ETF Trends
ETF Trends

The Energy Select Sector SPDR (NYSEArca: XLE), the largest equity-based energy ETF, is up more than 3% over the past week and close to 9% this month, but investors may need more convincing regarding the energy sector.

The third quarter is historically unkind to the energy sector, arguably making the group’s recent strength all the more impressive. Rivals to XLE include the Vanguard Energy ETF (NYSEArca: VDE), iShares U.S. Energy ETF (NYSEArca: IYE) and the Fidelity MSCI Energy Index ETF (NYSEArca: FENY).

Current OPEC compliance with production cut plans remains above their historical average, and it usually takes between two to three quarters for inventories to normalize after the cuts. The challenge for energy equities is that some oil market observers see more declines coming for crude. Oil traders are concerned over how fast U.S. shale oil producers will increase production to capture the rising prices.

“Here’s the story this time: Oil supply is tightening. OPEC compliance with production levels has increased. The shale guys have increased activity, but not as much as some feared, and demand numbers have been steadily on the increase,” reports CNBC.

Obviously, production is a key element in the decision-making process regarding energy investments. Currently, oil investors face conflicting reports regarding output. For example, Venezuela’s crude output is plunging to multi-year lows while Algeria is looking to boost production.

“The first big energy rally occurred at the election, when energy stocks climbed 10 percent into the first weeks of December. The sector was far better than the 5 percent rally in the S&P 500 at the time,” according to CNBC. “But oil stocks were already off their highs as we entered the new year. They dropped steadily for the first two months of the year and accelerated their decline when oil dropped below $50 in March.
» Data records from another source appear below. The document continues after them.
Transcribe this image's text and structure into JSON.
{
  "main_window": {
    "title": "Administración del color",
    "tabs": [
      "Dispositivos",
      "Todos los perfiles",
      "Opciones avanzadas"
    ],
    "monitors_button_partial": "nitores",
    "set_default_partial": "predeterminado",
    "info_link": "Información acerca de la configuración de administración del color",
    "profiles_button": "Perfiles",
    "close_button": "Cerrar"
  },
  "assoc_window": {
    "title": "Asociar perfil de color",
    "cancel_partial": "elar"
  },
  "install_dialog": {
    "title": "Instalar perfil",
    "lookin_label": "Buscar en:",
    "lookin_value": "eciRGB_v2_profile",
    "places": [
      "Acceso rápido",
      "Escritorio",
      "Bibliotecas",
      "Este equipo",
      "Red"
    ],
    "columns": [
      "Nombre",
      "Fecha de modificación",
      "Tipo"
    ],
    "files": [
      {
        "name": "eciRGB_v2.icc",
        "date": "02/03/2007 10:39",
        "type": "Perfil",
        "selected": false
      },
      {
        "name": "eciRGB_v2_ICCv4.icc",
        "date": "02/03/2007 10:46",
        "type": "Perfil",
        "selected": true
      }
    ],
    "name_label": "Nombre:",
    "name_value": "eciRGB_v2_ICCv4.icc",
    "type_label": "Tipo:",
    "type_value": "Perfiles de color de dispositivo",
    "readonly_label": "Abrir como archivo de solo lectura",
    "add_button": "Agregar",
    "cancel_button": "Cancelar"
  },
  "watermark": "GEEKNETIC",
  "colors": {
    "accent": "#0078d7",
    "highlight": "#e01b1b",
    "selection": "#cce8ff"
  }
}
They fell 12 percent from their highs, giving back all their post-election gains. That was the first heartbreak.”

Related: Energy Sector ETFs Are Breaking Out

Currently, XLE resides less than 1% below its 200-day moving average. The ETF has not closed above its 200-day line since early April, indicating that if the fund conquers that moving average soon, it could be harbinger of more near-term upside.
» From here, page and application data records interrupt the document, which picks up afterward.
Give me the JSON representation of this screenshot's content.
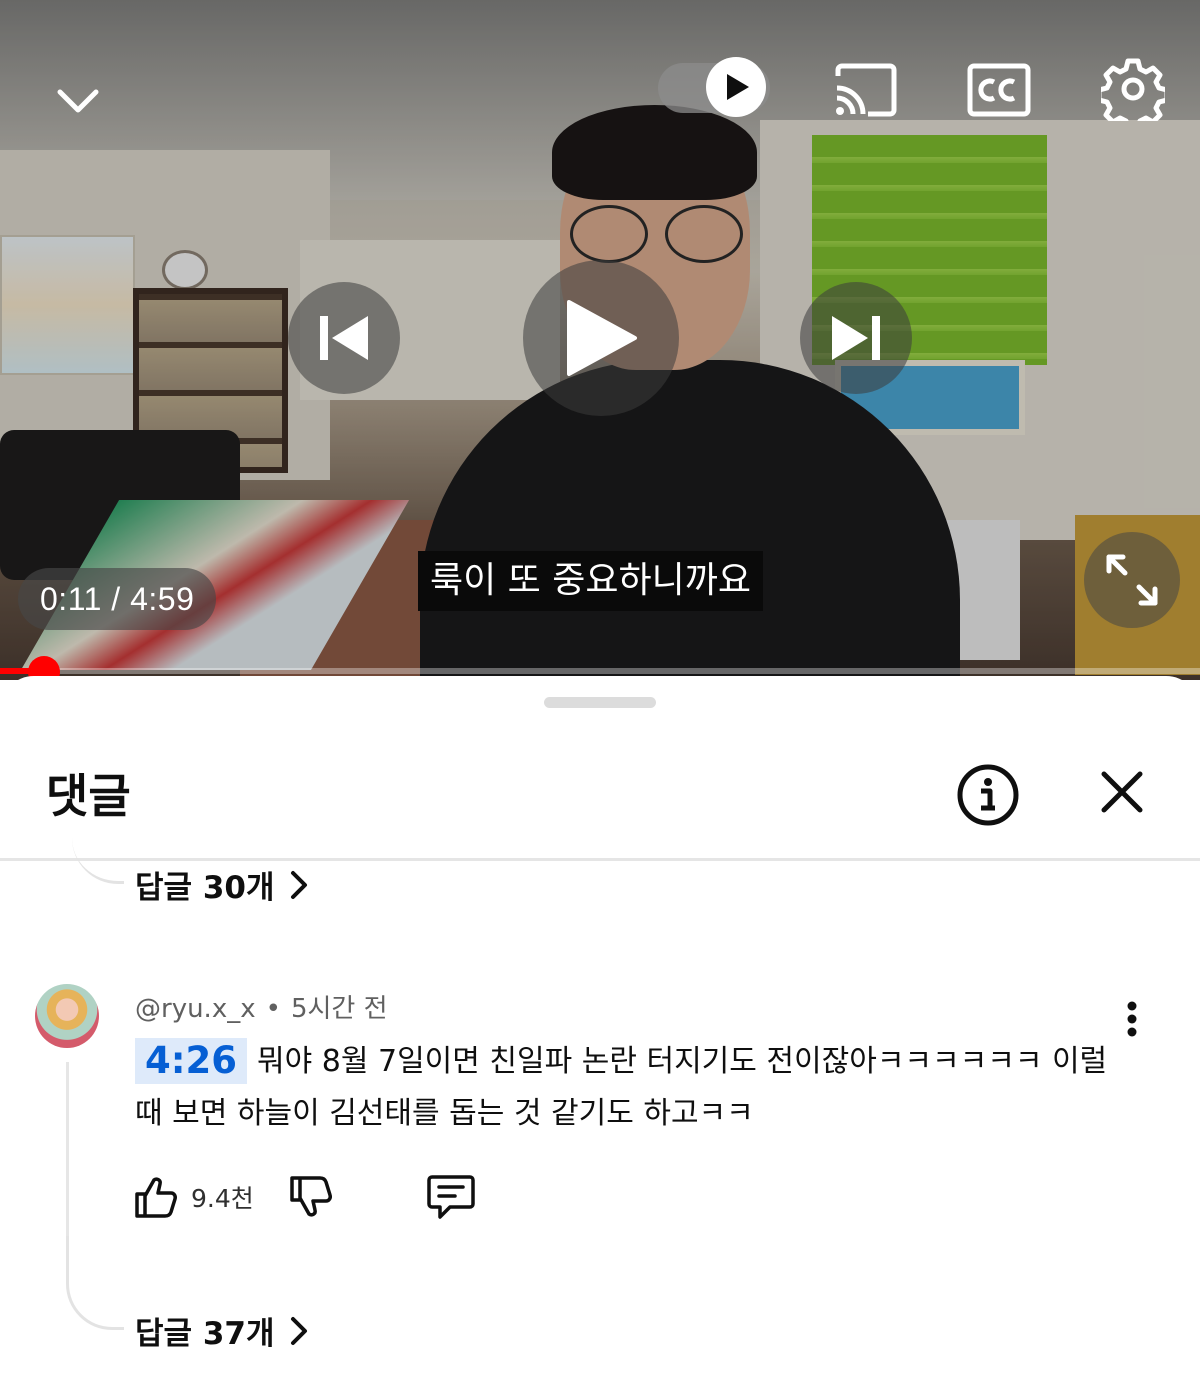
{
  "player": {
    "time_current": "0:11",
    "time_total": "4:59",
    "time_separator": "/",
    "subtitle": "룩이 또 중요하니까요",
    "progress_fraction": 0.037,
    "controls": {
      "collapse": "chevron-down-icon",
      "autoplay": "autoplay-toggle-icon",
      "cast": "cast-icon",
      "captions": "closed-captions-icon",
      "settings": "gear-icon",
      "previous": "skip-previous-icon",
      "play": "play-icon",
      "next": "skip-next-icon",
      "fullscreen": "fullscreen-icon"
    },
    "colors": {
      "progress": "#ff0000"
    }
  },
  "comments_panel": {
    "title": "댓글",
    "info_icon": "info-icon",
    "close_icon": "close-icon",
    "top_replies": {
      "label": "답글 30개"
    },
    "comment": {
      "author": "@ryu.x_x",
      "separator": "•",
      "time": "5시간 전",
      "timestamp_link": "4:26",
      "text": "뭐야 8월 7일이면 친일파 논란 터지기도 전이잖아ㅋㅋㅋㅋㅋㅋ 이럴 때 보면 하늘이 김선태를 돕는 것 같기도 하고ㅋㅋ",
      "likes": "9.4천",
      "replies_label": "답글 37개"
    },
    "colors": {
      "timestamp_bg": "#deeafa",
      "timestamp_text": "#065fd4"
    }
  }
}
Since the start of the third quarter, investors have pulled $165.5 million from XLE.

For more information on the oil market, visit our oil category.